KN-08 / Hwasong-13

January 2017 by David Webb


North Korean/U.S. Designation Hwasong-13/KN-08
Missile Variants KN-14
Mobility and Role Road Mobile/Surface-to-surface Intercontinental Ballistic Missile
Designer/Producer N/A
Range 5,500 – 11,500 km
Warhead Type and Weight Conventional or Nuclear/300-700kg
MIRV and Yield N/A
Guidance System/Accuracy N/A
Stages/Propellant Three/Liquid
IOC/Retirement Not yet deemed operational
Status/Number of Units N/A


Despite the many uncertainties that exist in regards to North Korea’s intercontinental-range ballistic missiles capabilities, the United States has considered the KN-08, or Hwasong -13, to be a serious threat that can increase North Korea’s strike range and strategic influence in the region. As Kim Jong Un announced in his 2017 New Year’s Address, North Korea has entered the final stage of preparation for an intercontinental ballistic missile test which would be the fifth nuclear test conducted by the DPRK.[i] Still in the prototype phase, the KN-08 was publicized in 2012 and appears to be multistage with a projected range of at least 5,500 km. Currently North Korea does not possess the capability to reach the U.S. homeland, Europe, or even the border of NATO with nuclear-tipped ballistic missiles, however the KN-08 may grant the DPRK the ability to create miniaturized nuclear warheads that can fit onto missiles and be launched at long-range targets.[ii] The existence of an enhanced version of the KN-08, known as the KN-14, has been confirmed to exist by the Pentagon however neither the KN-08 or the KN-14 have been flight tested.[iii]
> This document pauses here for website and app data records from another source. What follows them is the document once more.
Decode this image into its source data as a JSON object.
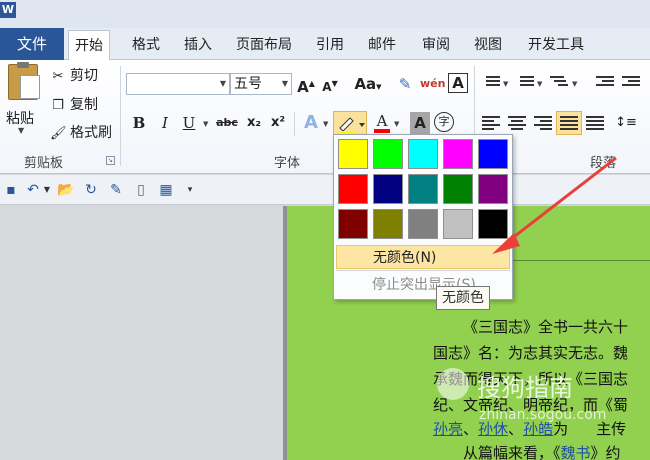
{
  "app": {
    "logo_text": "W"
  },
  "tabs": {
    "file": "文件",
    "items": [
      "开始",
      "格式",
      "插入",
      "页面布局",
      "引用",
      "邮件",
      "审阅",
      "视图",
      "开发工具"
    ]
  },
  "clipboard": {
    "paste": "粘贴",
    "cut": "剪切",
    "copy": "复制",
    "format_painter": "格式刷",
    "group_label": "剪贴板"
  },
  "font": {
    "font_name_value": "",
    "font_size_value": "五号",
    "group_label": "字体",
    "grow": "A",
    "shrink": "A",
    "change_case": "Aa",
    "clear_format": "✎",
    "phonetic": "wén",
    "border_char": "A",
    "bold": "B",
    "italic": "I",
    "underline": "U",
    "strike": "abc",
    "subscript": "x₂",
    "superscript": "x²",
    "text_effect": "A",
    "font_color": "A",
    "char_shading": "A",
    "enclose": "字"
  },
  "paragraph": {
    "group_label": "段落"
  },
  "highlight_dropdown": {
    "colors": [
      [
        "#ffff00",
        "#00ff00",
        "#00ffff",
        "#ff00ff",
        "#0000ff"
      ],
      [
        "#ff0000",
        "#000080",
        "#008080",
        "#008000",
        "#800080"
      ],
      [
        "#800000",
        "#808000",
        "#808080",
        "#c0c0c0",
        "#000000"
      ]
    ],
    "no_color": "无颜色(N)",
    "stop_highlight": "停止突出显示(S)",
    "tooltip": "无颜色"
  },
  "colors": {
    "page_bg": "#92d050",
    "highlight_button": "#fbe29c",
    "font_color_bar": "#ff0000",
    "arrow": "#e8413a",
    "file_tab": "#2a5699"
  },
  "document": {
    "lines": [
      "《三国志》全书一共六十",
      "国志》名：为志其实无志。魏",
      "承魏而得天下，所以《三国志",
      "纪、文帝纪、明帝纪，而《蜀"
    ],
    "line5": [
      "孙亮",
      "、",
      "孙休",
      "、",
      "孙皓",
      "为"
    ],
    "line5_tail": "主传",
    "line6_prefix": "从篇幅来看，《",
    "line6_link": "魏书",
    "line6_suffix": "》约"
  },
  "watermark": {
    "text": "搜狗指南",
    "sub": "zhinan.sogou.com"
  }
}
In comparison to the KN-08, the KN-14 is noticeably shorter in length with a blunt, cone-shaped nosecone. First unveiled on October 10th, 2015 the KN-14 is expected to possess a smaller warhead carrying capacity and shorter range than its counterpart. Like the KN-08, the KN-14 is suspected to be road-mobile, however the operational status of both ICBMs remain unknown. [iv]

Strategic Implications

The KN-08 and the KN-14 represent a significant progression in North Korean ballistic missiles technologies and, if capable of striking the U.S. homeland, provides the Kim regime with diplomatic leverage against the United States. Indeed, ICBM capabilities will allow the DPRK to place pressure upon the U.S. and its allies to gain negotiating power in international organizations such as the United Nations. The KN-08 and KN-14 could also pressure the U.S. to reconsider its policy approach to North Korea, replacing the current strategy of isolation with one of regional containment, mutual deterrence, or engagement. As the Obama administration prepares to leave office, the publicizing of ICBMs in North Korea, acts as a strong message to future administrations.[v] Despite a high failure rate, an ICBM test launch can provide the DPRK with the information they need to construct a successful model.[vi]

Strategic leverage provided by North Korean ICBMs can be minimized with the application of appropriate and effective homeland ballistic missile defense. Currently, the Ground-based Midcourse Defense System (GMD) is the only line of defense against North Korean ICBMs. Not only does GMD provide physical protections for the U.S. homeland, but can also minimize any diplomatic leverage attained by North Korea if the country develops a nuclear-capable ICBM.


  • January 1 2017: Kim Jong Un announces to be in the final stage for test launching an ICBM[vii]
  • June 22 2016: Test launch conducted for IRBM Musudan which is believed to have been a proxy test for ICBM launch capabilities[viii]
  • April 9 2016: Large liquid-fuel rocket engine test suspected to be the KN-08[ix]
  • March 15 2016: Guided test for KN-08 nose cone[x]
  • October 10 2015: KN-14 ICBM is publicized during military parade in Pyongyang[xi]
  • August 2014: Long range engine test conducted which was suspected to be the KN-08[xii]
  • February 2013: Underground nuclear test is conducted which was suspected to be the KN-08[xiii]
  • April 2012: KN-08 road-mobile ICBM is publicized during military parade in Pyongyang[xiv]
  • June 2011: Secretary of Defense Robert Gates warns that North Korea is developing a road-mobile ICBM[xv]


[i] US/Korea Institute at SAIS.

[ii] UPI News.

[iii] Washington Free Beacon.

[iv] US/Korea Institute at SAIS.

[v]  CNN.

[vi] The Korea Herald.

[vii] Dong-A Ilbo.

[viii] US/Korea Institute at SAIS.

[ix] US/Korea Institute at SAIS.

[x] Bloomberg.

[xi] The Diplomat.

[xii] Bloomberg.

[xiii] US/Korea Institute at SAIS.

[xiv] Center for Strategic & International Studies.

[xv] The National Committee on North Korea.


Missile Threat and Proliferation